Exercise details:
Return each of the entries below precisely as it appears.

Recorded data:
"""
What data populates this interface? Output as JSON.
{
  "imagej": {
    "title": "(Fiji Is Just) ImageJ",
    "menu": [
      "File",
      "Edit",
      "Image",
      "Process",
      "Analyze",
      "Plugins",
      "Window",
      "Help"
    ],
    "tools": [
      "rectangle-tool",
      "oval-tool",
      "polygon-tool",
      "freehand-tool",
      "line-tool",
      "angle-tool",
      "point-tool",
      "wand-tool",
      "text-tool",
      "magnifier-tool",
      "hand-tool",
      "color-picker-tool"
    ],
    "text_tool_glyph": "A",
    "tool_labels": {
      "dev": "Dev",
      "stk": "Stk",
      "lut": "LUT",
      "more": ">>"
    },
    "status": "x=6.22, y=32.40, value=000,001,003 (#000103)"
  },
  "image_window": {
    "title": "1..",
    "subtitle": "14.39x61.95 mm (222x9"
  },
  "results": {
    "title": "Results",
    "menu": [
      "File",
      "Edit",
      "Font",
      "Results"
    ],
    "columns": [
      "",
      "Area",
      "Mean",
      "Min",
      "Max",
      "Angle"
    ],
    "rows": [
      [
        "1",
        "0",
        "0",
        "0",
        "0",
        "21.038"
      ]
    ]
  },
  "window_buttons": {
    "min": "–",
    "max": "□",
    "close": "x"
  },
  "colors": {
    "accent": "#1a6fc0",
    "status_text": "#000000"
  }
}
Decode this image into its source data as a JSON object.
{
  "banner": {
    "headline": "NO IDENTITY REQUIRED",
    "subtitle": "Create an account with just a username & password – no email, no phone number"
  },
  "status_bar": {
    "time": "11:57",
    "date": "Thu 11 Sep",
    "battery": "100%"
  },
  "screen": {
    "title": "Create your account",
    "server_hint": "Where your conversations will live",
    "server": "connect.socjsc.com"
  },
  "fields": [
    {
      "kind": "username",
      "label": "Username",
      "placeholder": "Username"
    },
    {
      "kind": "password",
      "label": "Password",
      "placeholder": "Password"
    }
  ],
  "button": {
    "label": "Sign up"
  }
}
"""
The completed task:
What data populates this interface? Output as JSON.
{
  "imagej": {
    "title": "(Fiji Is Just) ImageJ",
    "menu": [
      "File",
      "Edit",
      "Image",
      "Process",
      "Analyze",
      "Plugins",
      "Window",
      "Help"
    ],
    "tools": [
      "rectangle-tool",
      "oval-tool",
      "polygon-tool",
      "freehand-tool",
      "line-tool",
      "angle-tool",
      "point-tool",
      "wand-tool",
      "text-tool",
      "magnifier-tool",
      "hand-tool",
      "color-picker-tool"
    ],
    "text_tool_glyph": "A",
    "tool_labels": {
      "dev": "Dev",
      "stk": "Stk",
      "lut": "LUT",
      "more": ">>"
    },
    "status": "x=6.22, y=32.40, value=000,001,003 (#000103)"
  },
  "image_window": {
    "title": "1..",
    "subtitle": "14.39x61.95 mm (222x9"
  },
  "results": {
    "title": "Results",
    "menu": [
      "File",
      "Edit",
      "Font",
      "Results"
    ],
    "columns": [
      "",
      "Area",
      "Mean",
      "Min",
      "Max",
      "Angle"
    ],
    "rows": [
      [
        "1",
        "0",
        "0",
        "0",
        "0",
        "21.038"
      ]
    ]
  },
  "window_buttons": {
    "min": "–",
    "max": "□",
    "close": "x"
  },
  "colors": {
    "accent": "#1a6fc0",
    "status_text": "#000000"
  }
}
Decode this image into its source data as a JSON object.
{
  "banner": {
    "headline": "NO IDENTITY REQUIRED",
    "subtitle": "Create an account with just a username & password – no email, no phone number"
  },
  "status_bar": {
    "time": "11:57",
    "date": "Thu 11 Sep",
    "battery": "100%"
  },
  "screen": {
    "title": "Create your account",
    "server_hint": "Where your conversations will live",
    "server": "connect.socjsc.com"
  },
  "fields": [
    {
      "kind": "username",
      "label": "Username",
      "placeholder": "Username"
    },
    {
      "kind": "password",
      "label": "Password",
      "placeholder": "Password"
    }
  ],
  "button": {
    "label": "Sign up"
  }
}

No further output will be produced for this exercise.